Warning: This document is for the development version of Rasa. The latest version is 1.9.4.

Entity Extraction

Entity extraction involves parsing user messages for required pieces of information. Rasa Open Source provides entity extractors for custom entities as well as pre-trained ones like dates and locations. Here is a summary of the available extractors and what they are used for:

Component Requires Model Notes
CRFEntityExtractor sklearn-crfsuite conditional random field good for training custom entities
SpacyEntityExtractor spaCy averaged perceptron provides pre-trained entities
DucklingHTTPExtractor running duckling context-free grammar provides pre-trained entities
MitieEntityExtractor MITIE structured SVM good for training custom entities
EntitySynonymMapper existing entities N/A maps known synonyms
DIETClassifier   conditional random field on top of a transformer good for training custom entities

The “entity” Object

After parsing, an entity is returned as a dictionary. There are two fields that show information about how the pipeline impacted the entities returned: the extractor field of an entity tells you which entity extractor found this particular entity, and the processors field contains the name of components that altered this specific entity.

The use of synonyms can cause the value field not match the text exactly. Instead it will return the trained synonym.

{
  "text": "show me chinese restaurants",
  "intent": "restaurant_search",
  "entities": [
    {
      "start": 8,
      "end": 15,
      "value": "chinese",
      "entity": "cuisine",
      "extractor": "CRFEntityExtractor",
      "confidence": 0.854,
      "processors": []
    }
  ]
}

Note

The confidence will be set by the CRFEntityExtractor component. The DucklingHTTPExtractor will always return 1. The SpacyEntityExtractor extractor and DIETClassifier do not provide this information and returns null.

Some extractors, like duckling, may include additional information. For example:

{
  "additional_info":{
    "grain":"day",
    "type":"value",
    "value":"2018-06-21T00:00:00.000-07:00",
    "values":[
      {
        "grain":"day",
        "type":"value",
        "value":"2018-06-21T00:00:00.000-07:00"
      }
    ]
  },
  "confidence":1.0,
  "end":5,
  "entity":"time",
  "extractor":"DucklingHTTPExtractor",
  "start":0,
  "text":"today",
  "value":"2018-06-21T00:00:00.000-07:00"
}

Custom Entities

Almost every chatbot and voice app will have some custom entities.
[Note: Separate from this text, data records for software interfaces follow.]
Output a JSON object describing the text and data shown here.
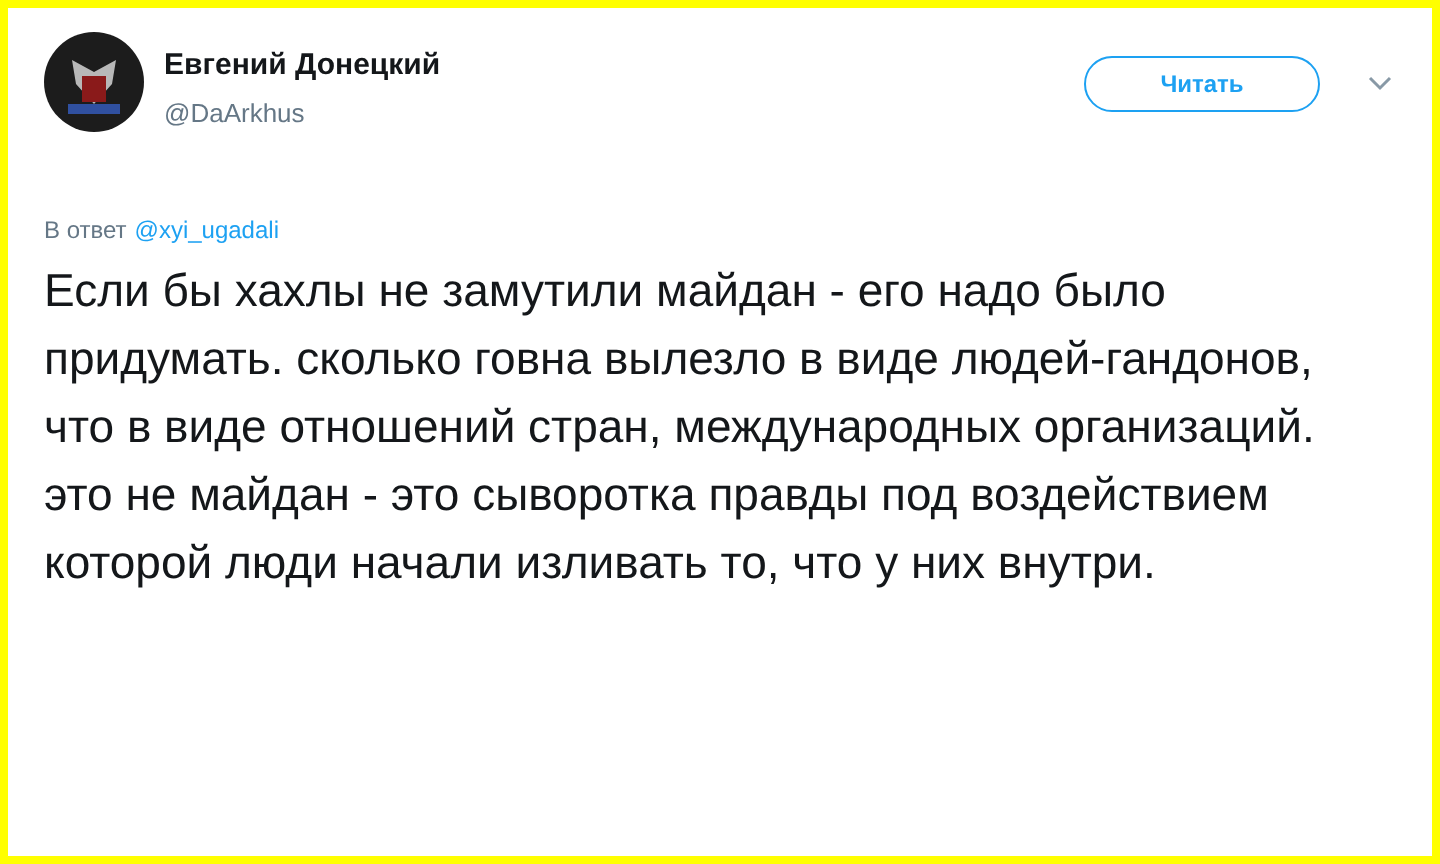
{
  "author": {
    "name": "Евгений Донецкий",
    "handle": "@DaArkhus"
  },
  "follow_button": {
    "label": "Читать"
  },
  "reply_to": {
    "prefix": "В ответ",
    "user": "@xyi_ugadali"
  },
  "tweet_text": "Если бы хахлы не замутили майдан - его надо было придумать. сколько говна вылезло в виде людей-гандонов, что в виде отношений стран, международных организаций. это не майдан - это сыворотка правды под воздействием которой люди начали изливать то, что у них внутри."
}
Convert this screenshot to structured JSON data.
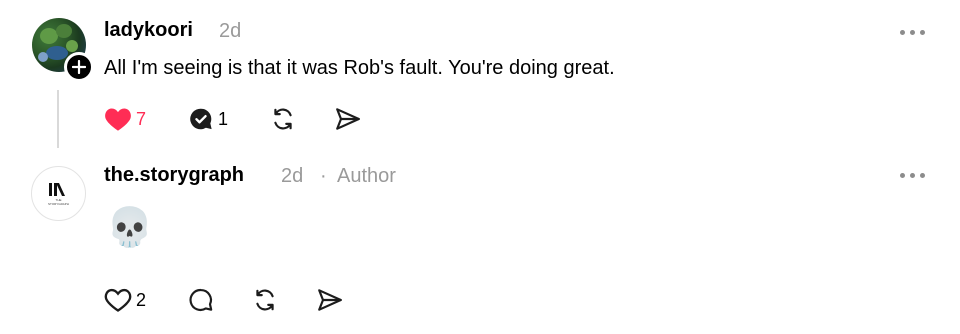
{
  "comments": [
    {
      "username": "ladykoori",
      "time": "2d",
      "text": "All I'm seeing is that it was Rob's fault. You're doing great.",
      "likes": "7",
      "replies": "1",
      "like_color": "#ff2d55",
      "liked": true
    },
    {
      "username": "the.storygraph",
      "time": "2d",
      "separator": "·",
      "role": "Author",
      "text": "💀",
      "likes": "2",
      "avatar_caption": "THE STORYGRAPH"
    }
  ],
  "icons": {
    "like": "heart-icon",
    "reply": "comment-icon",
    "repost": "repost-icon",
    "share": "send-icon",
    "more": "more-icon",
    "follow": "plus-icon"
  }
}
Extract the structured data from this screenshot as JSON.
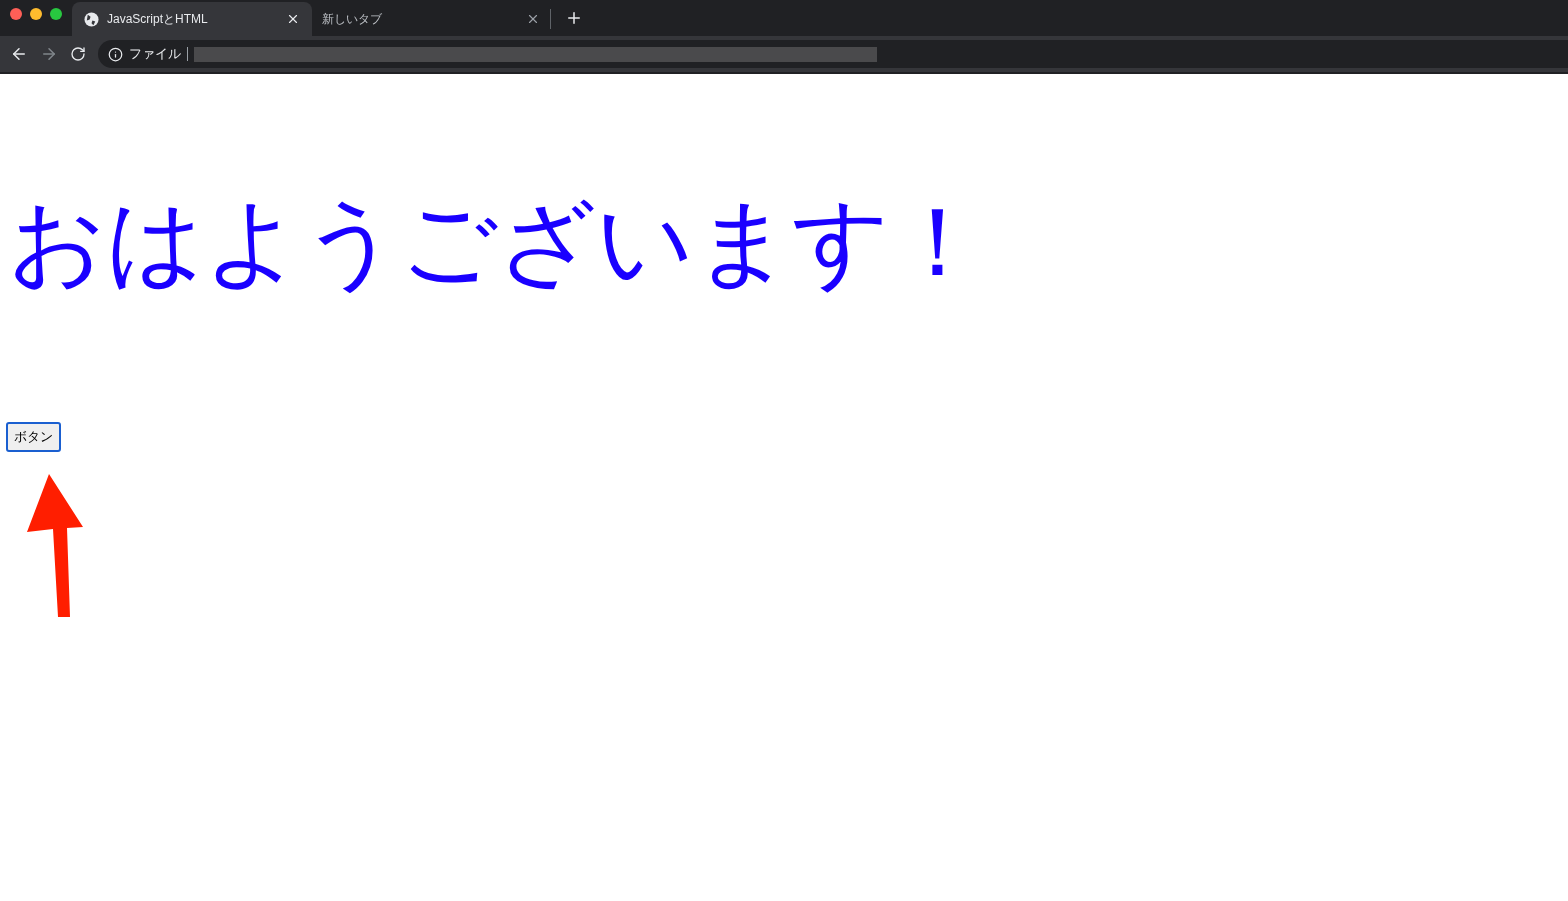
{
  "tabs": [
    {
      "title": "JavaScriptとHTML",
      "selected": true,
      "icon": true
    },
    {
      "title": "新しいタブ",
      "selected": false,
      "icon": false
    }
  ],
  "toolbar": {
    "back_disabled": false,
    "forward_disabled": true,
    "address_label": "ファイル"
  },
  "page": {
    "heading": "おはようございます！",
    "button": {
      "label": "ボタン",
      "focused": true
    }
  }
}
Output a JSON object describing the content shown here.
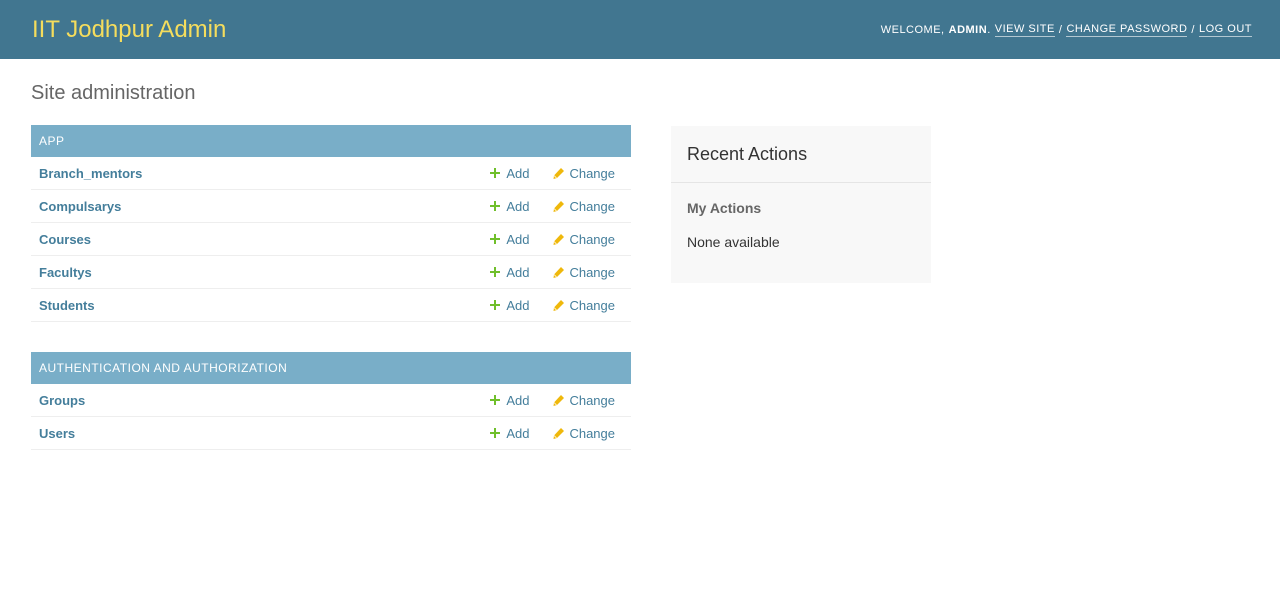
{
  "header": {
    "site_name": "IIT Jodhpur Admin",
    "welcome": "Welcome,",
    "username": "admin",
    "view_site": "View site",
    "change_password": "Change password",
    "log_out": "Log out",
    "separator": "/"
  },
  "page_title": "Site administration",
  "modules": [
    {
      "caption": "App",
      "models": [
        {
          "name": "Branch_mentors",
          "add": "Add",
          "change": "Change"
        },
        {
          "name": "Compulsarys",
          "add": "Add",
          "change": "Change"
        },
        {
          "name": "Courses",
          "add": "Add",
          "change": "Change"
        },
        {
          "name": "Facultys",
          "add": "Add",
          "change": "Change"
        },
        {
          "name": "Students",
          "add": "Add",
          "change": "Change"
        }
      ]
    },
    {
      "caption": "Authentication and Authorization",
      "models": [
        {
          "name": "Groups",
          "add": "Add",
          "change": "Change"
        },
        {
          "name": "Users",
          "add": "Add",
          "change": "Change"
        }
      ]
    }
  ],
  "recent_actions": {
    "title": "Recent Actions",
    "subtitle": "My Actions",
    "empty": "None available"
  },
  "colors": {
    "header_bg": "#417690",
    "brand": "#f5dd5d",
    "caption_bg": "#79aec8",
    "link": "#447e9b",
    "add_icon": "#70bf2b",
    "change_icon": "#efb80b"
  },
  "icons": {
    "add": "plus-icon",
    "change": "pencil-icon"
  }
}
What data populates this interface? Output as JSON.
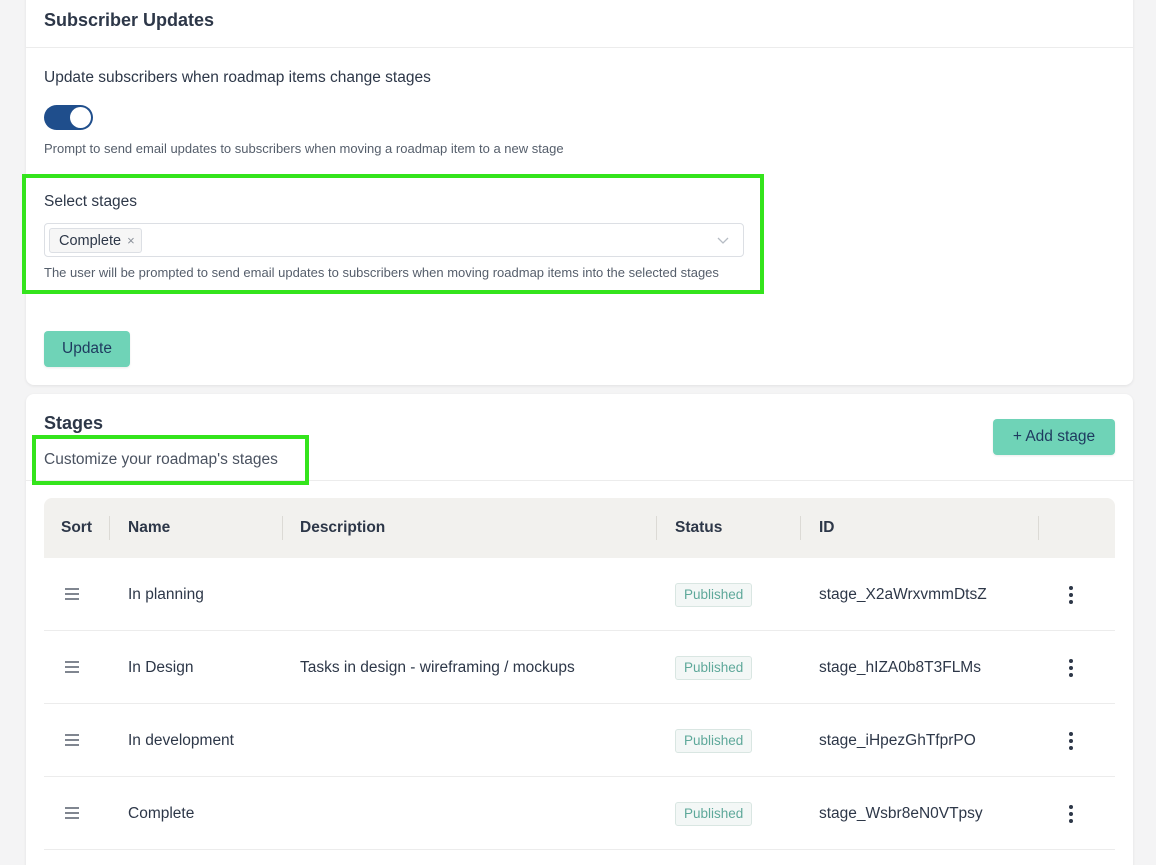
{
  "subscriber": {
    "title": "Subscriber Updates",
    "toggle_label": "Update subscribers when roadmap items change stages",
    "toggle_on": true,
    "toggle_help": "Prompt to send email updates to subscribers when moving a roadmap item to a new stage",
    "select_label": "Select stages",
    "selected_stage": "Complete",
    "remove_tag_glyph": "×",
    "select_help": "The user will be prompted to send email updates to subscribers when moving roadmap items into the selected stages",
    "update_button": "Update"
  },
  "stages": {
    "title": "Stages",
    "subtitle": "Customize your roadmap's stages",
    "add_button": "+ Add stage",
    "columns": {
      "sort": "Sort",
      "name": "Name",
      "description": "Description",
      "status": "Status",
      "id": "ID"
    },
    "rows": [
      {
        "name": "In planning",
        "description": "",
        "status": "Published",
        "id": "stage_X2aWrxvmmDtsZ"
      },
      {
        "name": "In Design",
        "description": "Tasks in design - wireframing / mockups",
        "status": "Published",
        "id": "stage_hIZA0b8T3FLMs"
      },
      {
        "name": "In development",
        "description": "",
        "status": "Published",
        "id": "stage_iHpezGhTfprPO"
      },
      {
        "name": "Complete",
        "description": "",
        "status": "Published",
        "id": "stage_Wsbr8eN0VTpsy"
      }
    ]
  },
  "colors": {
    "accent": "#6fd3b7",
    "toggle": "#1f4e8c",
    "highlight": "#34e41c",
    "badge_text": "#5ea89a"
  },
  "icons": {
    "drag_handle": "hamburger-icon",
    "row_menu": "kebab-icon",
    "select_open": "chevron-down-icon",
    "tag_remove": "close-icon"
  }
}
A restaurant assistant should understand chinese as a cuisine, but to a language-learning assistant it would mean something very different. The CRFEntityExtractor component can learn custom entities in any language, given some training data. See Training Data Format for details on how to include entities in your training data.

Extracting Places, Dates, People, Organisations

spaCy has excellent pre-trained named-entity recognisers for a few different languages. You can test them out in this interactive demo. We don’t recommend that you try to train your own NER using spaCy, unless you have a lot of data and know what you are doing. Note that some spaCy models are highly case-sensitive.

Dates, Amounts of Money, Durations, Distances, Ordinals

The duckling library does a great job of turning expressions like “next Thursday at 8pm” into actual datetime objects that you can use, e.g.

"next Thursday at 8pm"
=> {"value":"2018-05-31T20:00:00.000+01:00"}

The list of supported languages can be found here. Duckling can also handle durations like “two hours”, amounts of money, distances, and ordinals. Fortunately, there is a duckling docker container ready to use, that you just need to spin up and connect to Rasa NLU (see DucklingHTTPExtractor).

Regular Expressions (regex)

You can use regular expressions to help the CRF model learn to recognize entities. In your training data (see Training Data Format) you can provide a list of regular expressions, each of which provides the CRFEntityExtractor with an extra binary feature, which says if the regex was found (1) or not (0).

For example, the names of German streets often end in strasse. By adding this as a regex, we are telling the model to pay attention to words ending this way, and will quickly learn to associate that with a location entity.

If you just want to match regular expressions exactly, you can do this in your code, as a postprocessing step after receiving the response from Rasa NLU.

Passing Custom Features to CRFEntityExtractor

If you want to pass custom features, such as pre-trained word embeddings, to CRFEntityExtractor, you can add any dense featurizer to the pipeline before the CRFEntityExtractor. CRFEntityExtractor automatically finds the additional dense features and checks if the dense features are an iterable of len(tokens), where each entry is a vector. A warning will be shown in case the check fails. However, CRFEntityExtractor will continue to train just without the additional custom features. In case dense features are present, CRFEntityExtractor will pass the dense features to sklearn_crfsuite and use them for training.